April 21, 2009
HIV-related stigma drives many people to keep their serostatus secret and feel ashamed, and this seems especially true in the black community, according to a recent study by Susan W. Gaskins, a professor at the University of Alabama's Capstone College of Nursing, and Dr. Pamela Payne Foster.
The researchers polled 24 HIV-positive black residents of Central Alabama over age 50. Three-fourths said they did not feel they could be open with others about having HIV. Depending on the strength of the relationships, some participants confided to one or two family members, often to mothers or sisters, Gaskins said.
Being secretive is how the study participants protect themselves, but this can breed shame and fear, Gaskins said. African Americans have traditionally relied on churches for spiritual support during trying times, but all the study participants said they would never mention their HIV status at church. "People are ashamed of their disease not because of how people have treated them but because of how they feel, or they worry that people would look down on them," Gaskins said.
I don't think we'll ever be able to get rid of the stigma until people talk about HIV as a disease rather than some moral problem," said Kathie Hiers, CEO of AIDS Alabama. Upon hearing someone disclose they are HIV-positive, many want to know how the person got the virus, she said. "We need to get to the point where that's not the first question that pops into everybody's mind."

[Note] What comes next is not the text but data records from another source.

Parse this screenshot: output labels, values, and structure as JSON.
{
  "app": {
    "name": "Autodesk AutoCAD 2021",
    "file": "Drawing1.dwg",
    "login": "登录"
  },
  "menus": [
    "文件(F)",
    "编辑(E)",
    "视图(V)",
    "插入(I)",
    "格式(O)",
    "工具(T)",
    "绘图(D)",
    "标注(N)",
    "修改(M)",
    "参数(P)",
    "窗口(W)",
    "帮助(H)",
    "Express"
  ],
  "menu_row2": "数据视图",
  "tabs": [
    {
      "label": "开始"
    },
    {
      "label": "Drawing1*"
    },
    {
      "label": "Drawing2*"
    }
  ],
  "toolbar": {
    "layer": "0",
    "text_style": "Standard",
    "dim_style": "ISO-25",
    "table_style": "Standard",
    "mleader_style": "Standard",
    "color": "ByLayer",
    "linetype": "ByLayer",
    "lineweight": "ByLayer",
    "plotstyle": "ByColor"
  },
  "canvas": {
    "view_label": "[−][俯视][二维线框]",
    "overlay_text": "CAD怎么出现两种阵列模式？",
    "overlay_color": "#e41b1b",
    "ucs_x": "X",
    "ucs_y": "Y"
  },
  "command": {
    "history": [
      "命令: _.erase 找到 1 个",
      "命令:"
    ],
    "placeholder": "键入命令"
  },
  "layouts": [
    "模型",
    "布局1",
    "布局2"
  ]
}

Still, Hiers believes HIV stigma has diminished somewhat. "We have more clients now that are willing to talk to people than I've ever had before," she said. Now when HIV/AIDS policy issues are on the Legislature's agenda, up to 200 people living with the disease are willing to travel to the state Capitol to lobby "a far cry" from the situation 12-13 years ago, she said.